Data records for software interfaces
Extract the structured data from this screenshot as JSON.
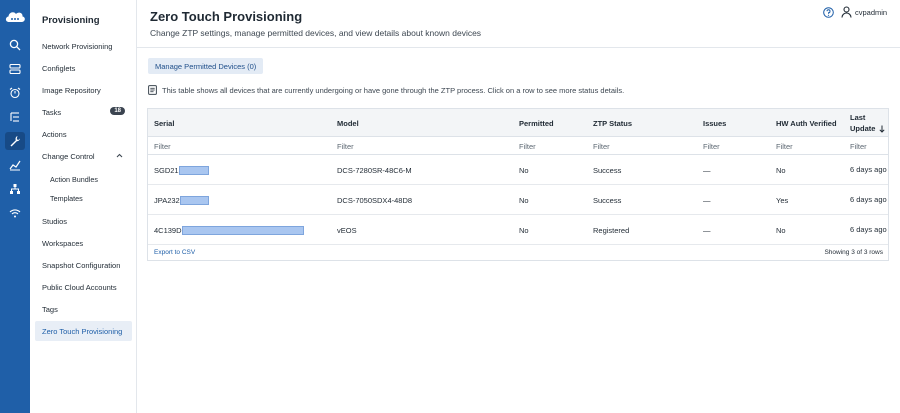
{
  "rail": {
    "items": [
      {
        "icon": "search-icon"
      },
      {
        "icon": "inventory-icon"
      },
      {
        "icon": "events-alarm-icon"
      },
      {
        "icon": "topology-list-icon"
      },
      {
        "icon": "provisioning-wrench-icon",
        "active": true
      },
      {
        "icon": "metrics-chart-icon"
      },
      {
        "icon": "network-icon"
      },
      {
        "icon": "wifi-icon"
      }
    ]
  },
  "sidebar": {
    "title": "Provisioning",
    "items": [
      {
        "label": "Network Provisioning"
      },
      {
        "label": "Configlets"
      },
      {
        "label": "Image Repository"
      },
      {
        "label": "Tasks",
        "badge": "18"
      },
      {
        "label": "Actions"
      },
      {
        "label": "Change Control",
        "expanded": true
      },
      {
        "label": "Action Bundles",
        "sub": true
      },
      {
        "label": "Templates",
        "sub": true
      },
      {
        "label": "Studios"
      },
      {
        "label": "Workspaces"
      },
      {
        "label": "Snapshot Configuration"
      },
      {
        "label": "Public Cloud Accounts"
      },
      {
        "label": "Tags"
      },
      {
        "label": "Zero Touch Provisioning",
        "active": true
      }
    ]
  },
  "header": {
    "title": "Zero Touch Provisioning",
    "subtitle": "Change ZTP settings, manage permitted devices, and view details about known devices",
    "user": "cvpadmin"
  },
  "main": {
    "manage_button": "Manage Permitted Devices (0)",
    "info_text": "This table shows all devices that are currently undergoing or have gone through the ZTP process. Click on a row to see more status details.",
    "table": {
      "columns": [
        "Serial",
        "Model",
        "Permitted",
        "ZTP Status",
        "Issues",
        "HW Auth Verified",
        "Last Update"
      ],
      "filter_placeholder": "Filter",
      "rows": [
        {
          "serial": "SGD21",
          "model": "DCS-7280SR-48C6-M",
          "permitted": "No",
          "ztp_status": "Success",
          "issues": "—",
          "hw_auth": "No",
          "last_update": "6 days ago"
        },
        {
          "serial": "JPA232",
          "model": "DCS-7050SDX4-48D8",
          "permitted": "No",
          "ztp_status": "Success",
          "issues": "—",
          "hw_auth": "Yes",
          "last_update": "6 days ago"
        },
        {
          "serial": "4C139D",
          "model": "vEOS",
          "permitted": "No",
          "ztp_status": "Registered",
          "issues": "—",
          "hw_auth": "No",
          "last_update": "6 days ago"
        }
      ],
      "export_label": "Export to CSV",
      "showing_text": "Showing 3 of 3 rows"
    }
  },
  "colors": {
    "rail_bg": "#1f5fa8",
    "accent": "#1f5fa8",
    "active_item_bg": "#e8eef6",
    "redaction": "#a9c6f0"
  }
}
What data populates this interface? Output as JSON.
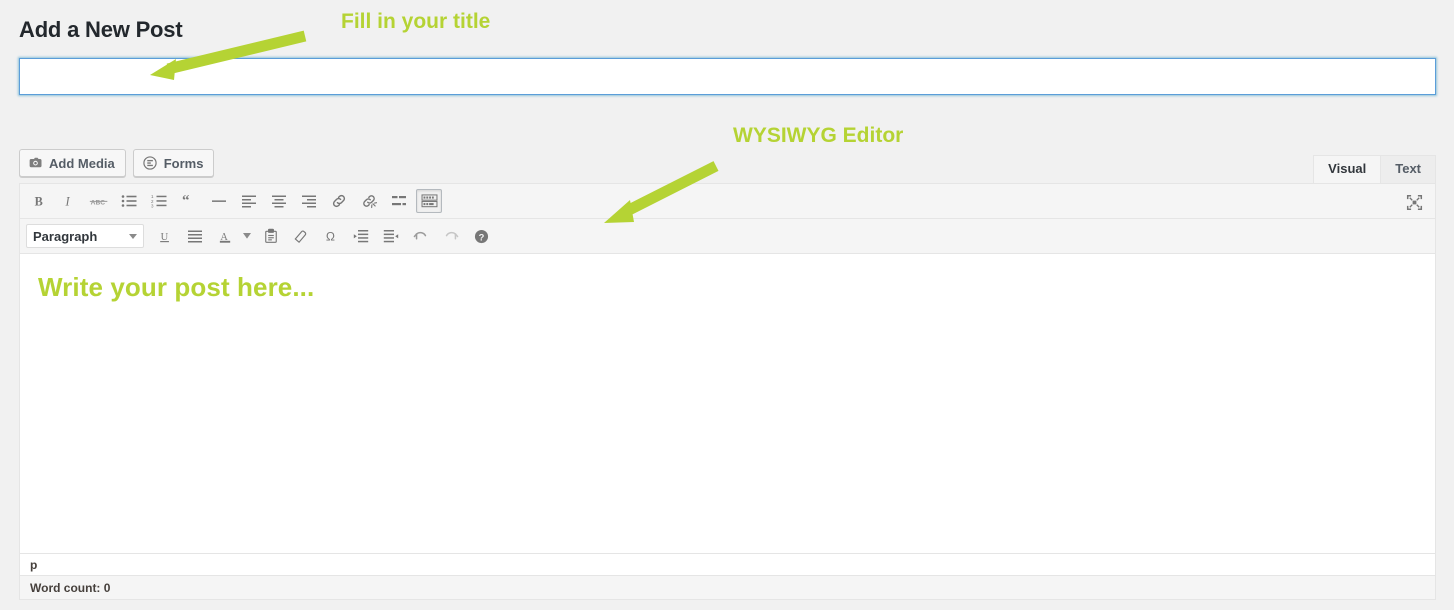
{
  "page": {
    "heading": "Add a New Post",
    "background_color": "#f1f1f1",
    "accent_color": "#b5d334",
    "focus_border_color": "#5b9dd9"
  },
  "title_field": {
    "value": "",
    "placeholder": "",
    "name": "post-title"
  },
  "media_buttons": [
    {
      "label": "Add Media",
      "icon": "camera-icon"
    },
    {
      "label": "Forms",
      "icon": "forms-icon"
    }
  ],
  "editor_tabs": [
    {
      "label": "Visual",
      "active": true
    },
    {
      "label": "Text",
      "active": false
    }
  ],
  "toolbar_row1": [
    {
      "name": "bold",
      "glyph": "B"
    },
    {
      "name": "italic",
      "glyph": "I"
    },
    {
      "name": "strikethrough",
      "glyph": "ABC"
    },
    {
      "name": "bullet-list",
      "glyph": ""
    },
    {
      "name": "numbered-list",
      "glyph": ""
    },
    {
      "name": "blockquote",
      "glyph": "“"
    },
    {
      "name": "horizontal-rule",
      "glyph": "—"
    },
    {
      "name": "align-left",
      "glyph": ""
    },
    {
      "name": "align-center",
      "glyph": ""
    },
    {
      "name": "align-right",
      "glyph": ""
    },
    {
      "name": "insert-link",
      "glyph": ""
    },
    {
      "name": "remove-link",
      "glyph": ""
    },
    {
      "name": "read-more",
      "glyph": ""
    },
    {
      "name": "kitchen-sink",
      "glyph": "",
      "active": true
    }
  ],
  "toolbar_row2": {
    "format_select": {
      "value": "Paragraph"
    },
    "buttons": [
      {
        "name": "underline"
      },
      {
        "name": "justify"
      },
      {
        "name": "text-color"
      },
      {
        "name": "paste-as-text"
      },
      {
        "name": "clear-formatting"
      },
      {
        "name": "special-character",
        "glyph": "Ω"
      },
      {
        "name": "outdent"
      },
      {
        "name": "indent"
      },
      {
        "name": "undo"
      },
      {
        "name": "redo"
      },
      {
        "name": "keyboard-shortcuts"
      }
    ]
  },
  "fullscreen_button": {
    "name": "distraction-free-writing"
  },
  "editor_body": {
    "placeholder": "Write your post here..."
  },
  "status_bar": {
    "path": "p",
    "word_count": "Word count: 0"
  },
  "annotations": [
    {
      "text": "Fill in your title",
      "target": "title-field"
    },
    {
      "text": "WYSIWYG Editor",
      "target": "editor-toolbar"
    }
  ]
}
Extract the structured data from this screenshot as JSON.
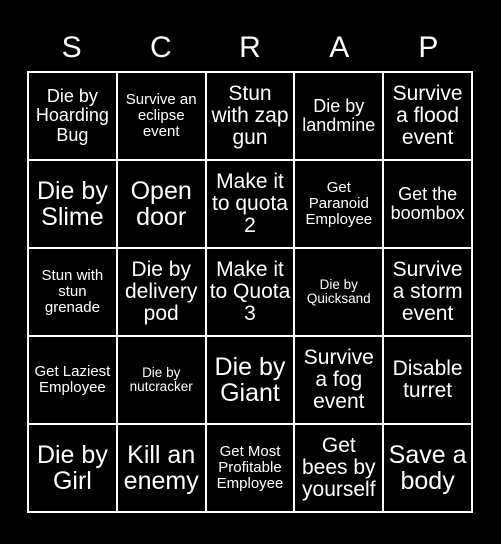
{
  "card": {
    "background_color": "#000000",
    "text_color": "#ffffff",
    "border_color": "#ffffff",
    "grid_size": "5x5"
  },
  "header": {
    "letters": [
      {
        "label": "S"
      },
      {
        "label": "C"
      },
      {
        "label": "R"
      },
      {
        "label": "A"
      },
      {
        "label": "P"
      }
    ]
  },
  "grid": {
    "cells": [
      {
        "text": "Die by Hoarding Bug",
        "size": "fs-md"
      },
      {
        "text": "Survive an eclipse event",
        "size": "fs-sm"
      },
      {
        "text": "Stun with zap gun",
        "size": "fs-lg"
      },
      {
        "text": "Die by landmine",
        "size": "fs-md"
      },
      {
        "text": "Survive a flood event",
        "size": "fs-lg"
      },
      {
        "text": "Die by Slime",
        "size": "fs-xl"
      },
      {
        "text": "Open door",
        "size": "fs-xl"
      },
      {
        "text": "Make it to quota 2",
        "size": "fs-lg"
      },
      {
        "text": "Get Paranoid Employee",
        "size": "fs-sm"
      },
      {
        "text": "Get the boombox",
        "size": "fs-md"
      },
      {
        "text": "Stun with stun grenade",
        "size": "fs-sm"
      },
      {
        "text": "Die by delivery pod",
        "size": "fs-lg"
      },
      {
        "text": "Make it to Quota 3",
        "size": "fs-lg"
      },
      {
        "text": "Die by Quicksand",
        "size": "fs-xs"
      },
      {
        "text": "Survive a storm event",
        "size": "fs-lg"
      },
      {
        "text": "Get Laziest Employee",
        "size": "fs-sm"
      },
      {
        "text": "Die by nutcracker",
        "size": "fs-xs"
      },
      {
        "text": "Die by Giant",
        "size": "fs-xl"
      },
      {
        "text": "Survive a fog event",
        "size": "fs-lg"
      },
      {
        "text": "Disable turret",
        "size": "fs-lg"
      },
      {
        "text": "Die by Girl",
        "size": "fs-xl"
      },
      {
        "text": "Kill an enemy",
        "size": "fs-xl"
      },
      {
        "text": "Get Most Profitable Employee",
        "size": "fs-sm"
      },
      {
        "text": "Get bees by yourself",
        "size": "fs-lg"
      },
      {
        "text": "Save a body",
        "size": "fs-xl"
      }
    ]
  }
}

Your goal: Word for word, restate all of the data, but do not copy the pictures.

Solution for this problem:
Extract the structured data from this screenshot as JSON.
{
  "rail": {
    "items": [
      {
        "icon": "search-icon"
      },
      {
        "icon": "inventory-icon"
      },
      {
        "icon": "events-alarm-icon"
      },
      {
        "icon": "topology-list-icon"
      },
      {
        "icon": "provisioning-wrench-icon",
        "active": true
      },
      {
        "icon": "metrics-chart-icon"
      },
      {
        "icon": "network-icon"
      },
      {
        "icon": "wifi-icon"
      }
    ]
  },
  "sidebar": {
    "title": "Provisioning",
    "items": [
      {
        "label": "Network Provisioning"
      },
      {
        "label": "Configlets"
      },
      {
        "label": "Image Repository"
      },
      {
        "label": "Tasks",
        "badge": "18"
      },
      {
        "label": "Actions"
      },
      {
        "label": "Change Control",
        "expanded": true
      },
      {
        "label": "Action Bundles",
        "sub": true
      },
      {
        "label": "Templates",
        "sub": true
      },
      {
        "label": "Studios"
      },
      {
        "label": "Workspaces"
      },
      {
        "label": "Snapshot Configuration"
      },
      {
        "label": "Public Cloud Accounts"
      },
      {
        "label": "Tags"
      },
      {
        "label": "Zero Touch Provisioning",
        "active": true
      }
    ]
  },
  "header": {
    "title": "Zero Touch Provisioning",
    "subtitle": "Change ZTP settings, manage permitted devices, and view details about known devices",
    "user": "cvpadmin"
  },
  "main": {
    "manage_button": "Manage Permitted Devices (0)",
    "info_text": "This table shows all devices that are currently undergoing or have gone through the ZTP process. Click on a row to see more status details.",
    "table": {
      "columns": [
        "Serial",
        "Model",
        "Permitted",
        "ZTP Status",
        "Issues",
        "HW Auth Verified",
        "Last Update"
      ],
      "filter_placeholder": "Filter",
      "rows": [
        {
          "serial": "SGD21",
          "model": "DCS-7280SR-48C6-M",
          "permitted": "No",
          "ztp_status": "Success",
          "issues": "—",
          "hw_auth": "No",
          "last_update": "6 days ago"
        },
        {
          "serial": "JPA232",
          "model": "DCS-7050SDX4-48D8",
          "permitted": "No",
          "ztp_status": "Success",
          "issues": "—",
          "hw_auth": "Yes",
          "last_update": "6 days ago"
        },
        {
          "serial": "4C139D",
          "model": "vEOS",
          "permitted": "No",
          "ztp_status": "Registered",
          "issues": "—",
          "hw_auth": "No",
          "last_update": "6 days ago"
        }
      ],
      "export_label": "Export to CSV",
      "showing_text": "Showing 3 of 3 rows"
    }
  },
  "colors": {
    "rail_bg": "#1f5fa8",
    "accent": "#1f5fa8",
    "active_item_bg": "#e8eef6",
    "redaction": "#a9c6f0"
  }
}
What data populates this interface? Output as JSON.
{
  "page": {
    "heading": "Add a New Post",
    "background_color": "#f1f1f1",
    "accent_color": "#b5d334",
    "focus_border_color": "#5b9dd9"
  },
  "title_field": {
    "value": "",
    "placeholder": "",
    "name": "post-title"
  },
  "media_buttons": [
    {
      "label": "Add Media",
      "icon": "camera-icon"
    },
    {
      "label": "Forms",
      "icon": "forms-icon"
    }
  ],
  "editor_tabs": [
    {
      "label": "Visual",
      "active": true
    },
    {
      "label": "Text",
      "active": false
    }
  ],
  "toolbar_row1": [
    {
      "name": "bold",
      "glyph": "B"
    },
    {
      "name": "italic",
      "glyph": "I"
    },
    {
      "name": "strikethrough",
      "glyph": "ABC"
    },
    {
      "name": "bullet-list",
      "glyph": ""
    },
    {
      "name": "numbered-list",
      "glyph": ""
    },
    {
      "name": "blockquote",
      "glyph": "“"
    },
    {
      "name": "horizontal-rule",
      "glyph": "—"
    },
    {
      "name": "align-left",
      "glyph": ""
    },
    {
      "name": "align-center",
      "glyph": ""
    },
    {
      "name": "align-right",
      "glyph": ""
    },
    {
      "name": "insert-link",
      "glyph": ""
    },
    {
      "name": "remove-link",
      "glyph": ""
    },
    {
      "name": "read-more",
      "glyph": ""
    },
    {
      "name": "kitchen-sink",
      "glyph": "",
      "active": true
    }
  ],
  "toolbar_row2": {
    "format_select": {
      "value": "Paragraph"
    },
    "buttons": [
      {
        "name": "underline"
      },
      {
        "name": "justify"
      },
      {
        "name": "text-color"
      },
      {
        "name": "paste-as-text"
      },
      {
        "name": "clear-formatting"
      },
      {
        "name": "special-character",
        "glyph": "Ω"
      },
      {
        "name": "outdent"
      },
      {
        "name": "indent"
      },
      {
        "name": "undo"
      },
      {
        "name": "redo"
      },
      {
        "name": "keyboard-shortcuts"
      }
    ]
  },
  "fullscreen_button": {
    "name": "distraction-free-writing"
  },
  "editor_body": {
    "placeholder": "Write your post here..."
  },
  "status_bar": {
    "path": "p",
    "word_count": "Word count: 0"
  },
  "annotations": [
    {
      "text": "Fill in your title",
      "target": "title-field"
    },
    {
      "text": "WYSIWYG Editor",
      "target": "editor-toolbar"
    }
  ]
}
Extract the structured data from this screenshot as JSON.
{
  "card": {
    "background_color": "#000000",
    "text_color": "#ffffff",
    "border_color": "#ffffff",
    "grid_size": "5x5"
  },
  "header": {
    "letters": [
      {
        "label": "S"
      },
      {
        "label": "C"
      },
      {
        "label": "R"
      },
      {
        "label": "A"
      },
      {
        "label": "P"
      }
    ]
  },
  "grid": {
    "cells": [
      {
        "text": "Die by Hoarding Bug",
        "size": "fs-md"
      },
      {
        "text": "Survive an eclipse event",
        "size": "fs-sm"
      },
      {
        "text": "Stun with zap gun",
        "size": "fs-lg"
      },
      {
        "text": "Die by landmine",
        "size": "fs-md"
      },
      {
        "text": "Survive a flood event",
        "size": "fs-lg"
      },
      {
        "text": "Die by Slime",
        "size": "fs-xl"
      },
      {
        "text": "Open door",
        "size": "fs-xl"
      },
      {
        "text": "Make it to quota 2",
        "size": "fs-lg"
      },
      {
        "text": "Get Paranoid Employee",
        "size": "fs-sm"
      },
      {
        "text": "Get the boombox",
        "size": "fs-md"
      },
      {
        "text": "Stun with stun grenade",
        "size": "fs-sm"
      },
      {
        "text": "Die by delivery pod",
        "size": "fs-lg"
      },
      {
        "text": "Make it to Quota 3",
        "size": "fs-lg"
      },
      {
        "text": "Die by Quicksand",
        "size": "fs-xs"
      },
      {
        "text": "Survive a storm event",
        "size": "fs-lg"
      },
      {
        "text": "Get Laziest Employee",
        "size": "fs-sm"
      },
      {
        "text": "Die by nutcracker",
        "size": "fs-xs"
      },
      {
        "text": "Die by Giant",
        "size": "fs-xl"
      },
      {
        "text": "Survive a fog event",
        "size": "fs-lg"
      },
      {
        "text": "Disable turret",
        "size": "fs-lg"
      },
      {
        "text": "Die by Girl",
        "size": "fs-xl"
      },
      {
        "text": "Kill an enemy",
        "size": "fs-xl"
      },
      {
        "text": "Get Most Profitable Employee",
        "size": "fs-sm"
      },
      {
        "text": "Get bees by yourself",
        "size": "fs-lg"
      },
      {
        "text": "Save a body",
        "size": "fs-xl"
      }
    ]
  }
}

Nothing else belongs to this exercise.